This leads us to Charlie’s magnum opus “Bitter” – the rollercoaster ride of ‘feels’ as Charlie shares some of the most poignant lyrics – “Was I trying to cash in the fantasy without the reality check?”, “Embrace the silence when thereʼs nothing left/You got no room for demons when youʼre self-possessed” and of course, ” Was I spoilt for love/Have you had enough/Wait out the danger/You donʼt have to ask/This maudlin moment/Will soon come to pass”. Sheer bloody genius.

Incredibly, Charlie offers two potential “Bitter”-killers, so to speak, here with “Light Breaks In” and “I Only Tell the Truth”.

The former is a early 70s folk-inflected stunner where Charlie slays with guitar and voice. And when the string sections moves in, I challenge you not to feel that lump in the throat moment before the tears well up. Fuckin’ gorgeous with sentiments to match – “Pour out all your sorrow/Were you waiting for a sign/Only breathing just a little/And calling it a life”. Beautiful.

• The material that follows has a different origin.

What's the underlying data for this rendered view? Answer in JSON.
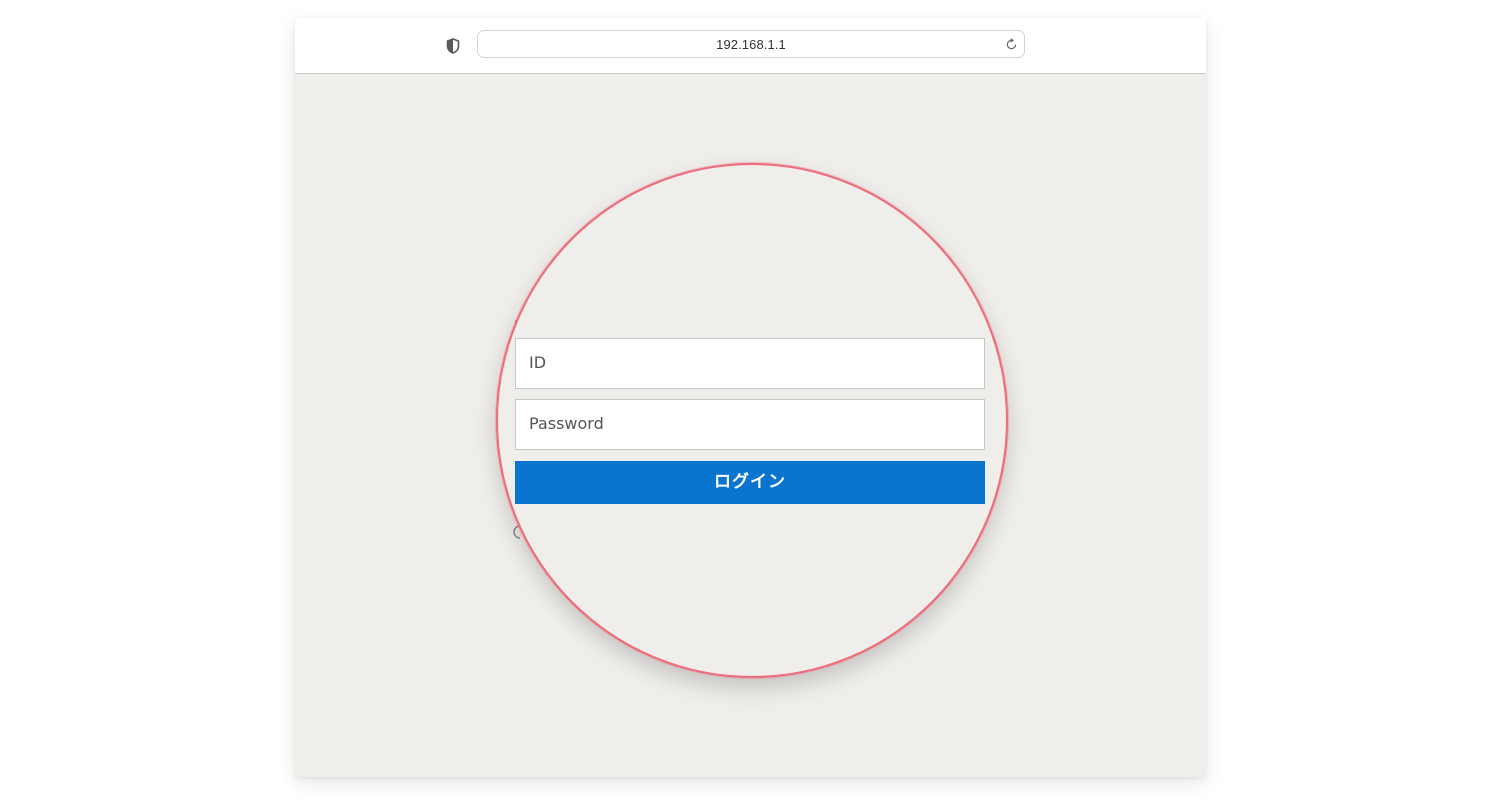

The latter is the closing track and yet again is another melancholy masterpiece as you listen to the airplane pilot giving instructions for landing. Wonderfully arranged and primed for the kill once Charlie gets to the heart-breaking chorus – “But I won’t catch you if you let go/I’ll pick apart the things you let fold/If that’s what you want I guess we’ll move on/I’m sorry” – and for anyone who has lived through the death of a relationship, these words take on massive proportions. For me personally, I have broken down more than a few times when feeling the intensity of the emotions that Charlie is conveying here. All too real. And when the “Outro” hits, its hard to describe as the sad lonely piano plays out to the sound of children.

But then, it’s over, and I press play again and let the magic of Charlie Lim wash over me once more.

Time/Space will be released on June 6th at the House of Riot concert at the Esplanade Concert Hall. Tickets available from SISTIC